Plants: Plants start life as a low-growing rosette. (At least that’s what I read—they don’t attract much notice and I couldn’t find photos of them.) Later, stems, sometimes branched, reach 9-18" (22-45 cm) in height.
Leaves: The basal rosette leaves are spatula-shaped, sometimes toothed or lobed, 1-4" (2.5-10 cm) × ¼-1" (6.3-25 mm). Stem leaves are up to 3½" (8.9 cm) × ¾" (1.9 cm), more linear, less often toothed, and sessile (connected directly to the stem).
Flowers: Flowers form cylindrical racemes 2-4" (5-10 cm) long, with tiny white flowers. Each flower is less than ⅛" (3.2 mm) around, has four white petals and four green sepals.
Fruits: Flowers are replaced by seedpods, working up from the bottom. Each seedpod somewhat resembles a little spoon: it is flat, oval, with a central dividing partition and a small notch at the end, on a petiole about ¼" (6.3 mm) long. They are green, turning to brown. Sometimes the entire dried seed head breaks off and is carried elsewhere by the wind.

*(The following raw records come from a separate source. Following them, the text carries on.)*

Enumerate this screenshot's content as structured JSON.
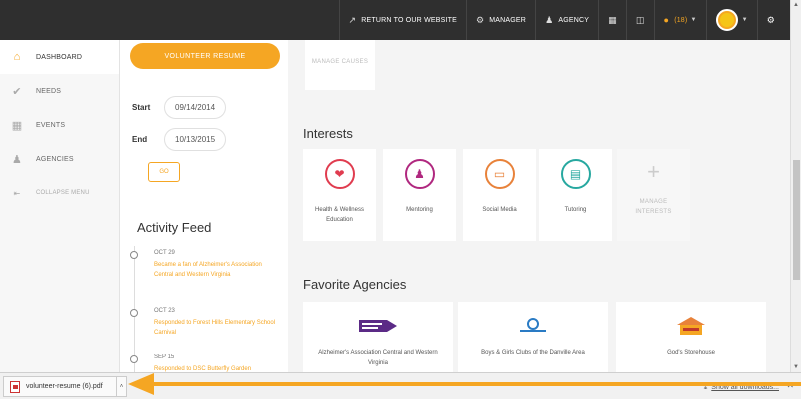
{
  "topbar": {
    "return_label": "RETURN TO OUR WEBSITE",
    "manager_label": "MANAGER",
    "agency_label": "AGENCY",
    "notifications_label": "(18)"
  },
  "sidebar": {
    "items": [
      {
        "label": "DASHBOARD",
        "icon": "home-icon"
      },
      {
        "label": "NEEDS",
        "icon": "check-circle-icon"
      },
      {
        "label": "EVENTS",
        "icon": "calendar-icon"
      },
      {
        "label": "AGENCIES",
        "icon": "users-icon"
      },
      {
        "label": "COLLAPSE MENU",
        "icon": "collapse-icon"
      }
    ]
  },
  "middle": {
    "volunteer_resume_label": "VOLUNTEER RESUME",
    "start_label": "Start",
    "start_value": "09/14/2014",
    "end_label": "End",
    "end_value": "10/13/2015",
    "go_label": "GO",
    "activity_title": "Activity Feed",
    "feed": [
      {
        "date": "OCT 29",
        "text": "Became a fan of Alzheimer's Association Central and Western Virginia"
      },
      {
        "date": "OCT 23",
        "text": "Responded to Forest Hills Elementary School Carnival"
      },
      {
        "date": "SEP 15",
        "text": "Responded to DSC Butterfly Garden"
      }
    ]
  },
  "main": {
    "manage_causes_label": "MANAGE CAUSES",
    "interests_title": "Interests",
    "interests": [
      {
        "label": "Health & Wellness Education",
        "icon": "heart-icon",
        "color": "#e03c4f"
      },
      {
        "label": "Mentoring",
        "icon": "people-icon",
        "color": "#b0287f"
      },
      {
        "label": "Social Media",
        "icon": "laptop-icon",
        "color": "#e8823a"
      },
      {
        "label": "Tutoring",
        "icon": "books-icon",
        "color": "#27a8a0"
      }
    ],
    "manage_interests_label": "MANAGE INTERESTS",
    "agencies_title": "Favorite Agencies",
    "agencies": [
      {
        "name": "Alzheimer's Association Central and Western Virginia",
        "logo": "WALK TO END ALZHEIMER'S"
      },
      {
        "name": "Boys & Girls Clubs of the Danville Area",
        "logo": "bgc-logo"
      },
      {
        "name": "God's Storehouse",
        "logo": "gods-storehouse-logo"
      }
    ]
  },
  "download_bar": {
    "file_name": "volunteer-resume (6).pdf",
    "show_all_label": "Show all downloads..."
  },
  "colors": {
    "accent": "#f5a623",
    "topbar": "#2f2f2f"
  }
}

Edibility: Young leaves, which contain protein, iron, and vitamins A and C, can be sautéed or used in salads. Seedpods can substitute for black pepper. Roots, washed, crushed and mixed with vinegar, produce a horseradish substitute.
Medical: Preparations made from the roots have historically been used for both the treatment of diarrhea and constipation. Think about it! There are no substantiated medical uses of this species.
Lepidium virginicum on illinoiswildflowers.info
Lepidium virginicum at Minnesota Wildflowers
Lepidium virginicum at the Lady Bird Johnson Wildflower Center
Lepidium virginicum on www.ediblewildfood.com
Lepidium virginicum from the Jepson Manual
Multiple Authors, PDR for Herbal Medicines, Thomson Healthcare Inc., 2007, p. 168
Lepidium virginicum description by Thomas H. Kent, last updated 25 May 2020.